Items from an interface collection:
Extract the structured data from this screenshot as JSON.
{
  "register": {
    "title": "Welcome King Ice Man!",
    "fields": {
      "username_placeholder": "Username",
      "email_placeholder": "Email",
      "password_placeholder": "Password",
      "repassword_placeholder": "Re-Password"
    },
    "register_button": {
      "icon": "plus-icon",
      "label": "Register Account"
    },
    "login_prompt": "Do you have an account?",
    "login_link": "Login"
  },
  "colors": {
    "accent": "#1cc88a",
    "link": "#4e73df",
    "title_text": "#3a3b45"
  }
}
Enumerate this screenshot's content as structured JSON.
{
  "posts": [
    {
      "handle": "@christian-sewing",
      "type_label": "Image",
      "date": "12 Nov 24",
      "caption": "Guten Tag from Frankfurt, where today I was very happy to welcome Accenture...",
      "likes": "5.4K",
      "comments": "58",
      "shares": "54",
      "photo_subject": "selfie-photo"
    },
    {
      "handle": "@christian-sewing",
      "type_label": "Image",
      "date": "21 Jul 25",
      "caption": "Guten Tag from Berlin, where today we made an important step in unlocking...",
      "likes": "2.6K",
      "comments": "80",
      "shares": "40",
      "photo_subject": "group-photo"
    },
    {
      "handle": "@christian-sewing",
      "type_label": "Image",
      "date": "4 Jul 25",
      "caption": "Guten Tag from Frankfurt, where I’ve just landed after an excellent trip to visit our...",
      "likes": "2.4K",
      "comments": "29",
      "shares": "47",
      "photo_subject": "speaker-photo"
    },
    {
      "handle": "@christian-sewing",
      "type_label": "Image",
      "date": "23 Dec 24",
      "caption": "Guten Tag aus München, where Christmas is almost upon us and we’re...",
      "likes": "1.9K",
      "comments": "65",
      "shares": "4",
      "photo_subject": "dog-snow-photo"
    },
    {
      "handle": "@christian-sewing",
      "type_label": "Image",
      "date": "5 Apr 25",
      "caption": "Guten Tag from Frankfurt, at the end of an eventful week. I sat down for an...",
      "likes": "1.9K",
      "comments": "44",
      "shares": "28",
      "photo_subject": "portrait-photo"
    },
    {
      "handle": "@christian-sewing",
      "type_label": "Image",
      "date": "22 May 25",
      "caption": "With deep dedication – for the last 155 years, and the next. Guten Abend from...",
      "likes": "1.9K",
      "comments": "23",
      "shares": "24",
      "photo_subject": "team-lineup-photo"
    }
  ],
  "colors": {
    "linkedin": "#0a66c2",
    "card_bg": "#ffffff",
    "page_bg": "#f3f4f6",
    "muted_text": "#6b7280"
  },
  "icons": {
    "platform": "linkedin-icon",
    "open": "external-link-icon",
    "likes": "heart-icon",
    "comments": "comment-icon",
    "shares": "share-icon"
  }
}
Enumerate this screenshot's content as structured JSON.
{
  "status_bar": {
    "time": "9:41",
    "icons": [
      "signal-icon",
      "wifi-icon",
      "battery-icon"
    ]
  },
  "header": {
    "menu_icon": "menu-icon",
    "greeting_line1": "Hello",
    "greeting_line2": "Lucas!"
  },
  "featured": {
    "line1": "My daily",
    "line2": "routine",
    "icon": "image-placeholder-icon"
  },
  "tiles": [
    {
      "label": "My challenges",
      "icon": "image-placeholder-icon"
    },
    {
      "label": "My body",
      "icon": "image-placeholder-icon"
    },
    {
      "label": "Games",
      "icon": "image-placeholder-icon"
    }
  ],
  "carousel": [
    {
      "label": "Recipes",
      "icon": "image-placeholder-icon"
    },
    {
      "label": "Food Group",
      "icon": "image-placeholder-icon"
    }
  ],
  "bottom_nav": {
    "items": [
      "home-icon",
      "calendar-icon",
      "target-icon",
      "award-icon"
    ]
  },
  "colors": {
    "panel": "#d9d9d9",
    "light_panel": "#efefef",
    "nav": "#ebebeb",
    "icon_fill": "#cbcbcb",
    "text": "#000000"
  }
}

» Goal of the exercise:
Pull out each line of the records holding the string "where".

» Final answer:
      "caption": "Guten Tag from Frankfurt, where today I was very happy to welcome Accenture...",
      "caption": "Guten Tag from Berlin, where today we made an important step in unlocking...",
      "caption": "Guten Tag from Frankfurt, where I’ve just landed after an excellent trip to visit our...",
      "caption": "Guten Tag aus München, where Christmas is almost upon us and we’re...",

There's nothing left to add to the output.